I think you confuse folders (directories) and partitions. Create a new folder in windows, right click it in windows explorer and select properties. Under the tab general, you will find size and size on disk (both being zero). This does not imply that you can't add any files in a windows folder.
Further the command du (disk usage) does not give the filesize, but the size-on-disk. The actual size is a lot smaller as can be seen with the command ls -l.
Your HD/partition is divided in blocks of i.e. 512 bytes. A file smaller than 512 bytes will still occupy a block. The command ls -l will report e.g. 20 bytes, but du will report 512 bytes. If the file is between 512 and 1024 bytes, ls -l will report e.g. 900 bytes, but du will report 1024 bytes. Etc etc
Under windows, the block size is influenced by the used filesystem (ntfs/fat16/fat32) in combination with the size of the partition. I assume it's similar under Linux (but don't know the finer details).
While writing this story, I found something that I can't explain. On my system, the size-on-disk for an empty directory is 512 bytes and the size-on-disk for a small file is 4K. Maybe someone has an explanantion (probably filesystem implementation).
Maybe 512 bytes is the allocation to store internal details for a folder in the superblock ( similar idea to file allocation table). Maybe files are always allocated 1 block of disk space.(4K +/- depending on partition size)
well, 512 bytes seems to always be the size of 1 disk sector but the cluster size varies depending on the volume size!

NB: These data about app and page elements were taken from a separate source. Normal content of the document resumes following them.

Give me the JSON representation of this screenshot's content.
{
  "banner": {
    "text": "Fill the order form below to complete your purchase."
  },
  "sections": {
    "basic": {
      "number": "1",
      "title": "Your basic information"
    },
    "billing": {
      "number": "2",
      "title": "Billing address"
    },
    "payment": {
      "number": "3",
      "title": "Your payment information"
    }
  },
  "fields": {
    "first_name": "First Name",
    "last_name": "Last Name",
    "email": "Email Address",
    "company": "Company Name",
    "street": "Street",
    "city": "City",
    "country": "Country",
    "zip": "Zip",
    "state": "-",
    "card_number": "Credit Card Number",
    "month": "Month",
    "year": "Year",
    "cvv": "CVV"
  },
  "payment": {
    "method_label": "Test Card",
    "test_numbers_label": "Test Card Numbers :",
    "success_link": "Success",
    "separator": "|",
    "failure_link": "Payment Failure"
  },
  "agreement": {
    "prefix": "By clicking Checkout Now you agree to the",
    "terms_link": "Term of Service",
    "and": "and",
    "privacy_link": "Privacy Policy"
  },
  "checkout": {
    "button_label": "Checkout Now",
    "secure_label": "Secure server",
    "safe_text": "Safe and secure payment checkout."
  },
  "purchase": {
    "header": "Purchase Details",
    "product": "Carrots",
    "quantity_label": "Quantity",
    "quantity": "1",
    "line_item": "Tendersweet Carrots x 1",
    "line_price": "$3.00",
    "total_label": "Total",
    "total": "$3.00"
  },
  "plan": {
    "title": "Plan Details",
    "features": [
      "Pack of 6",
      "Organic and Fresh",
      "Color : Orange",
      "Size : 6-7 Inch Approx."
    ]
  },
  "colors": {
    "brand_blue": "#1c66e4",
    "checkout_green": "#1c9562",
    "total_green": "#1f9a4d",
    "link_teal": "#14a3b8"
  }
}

Clusters (allocation units) are needed because there are limits in what can be address 12, 16, 32, or 48 bit file systems... You can address a single sector if the drive is small enough!
I'm not real technical on these things but I believe that's sort of the idea in windows and probably holds true in linux for some things to.
So windows would tell you an empty folder/file is 0 bytes but that is lie!!! Every directory entry takes up room including empty ones no matter what system! An empty file or folder cannot possibly be smaller than the cluster size on the formatted volume. Regardless of it being empty, it could be taking up 8KB on the drive!
I use to be more technical on these things when it mattered more for drive size... When you have a 32mb hard drive, every kilobyte counts!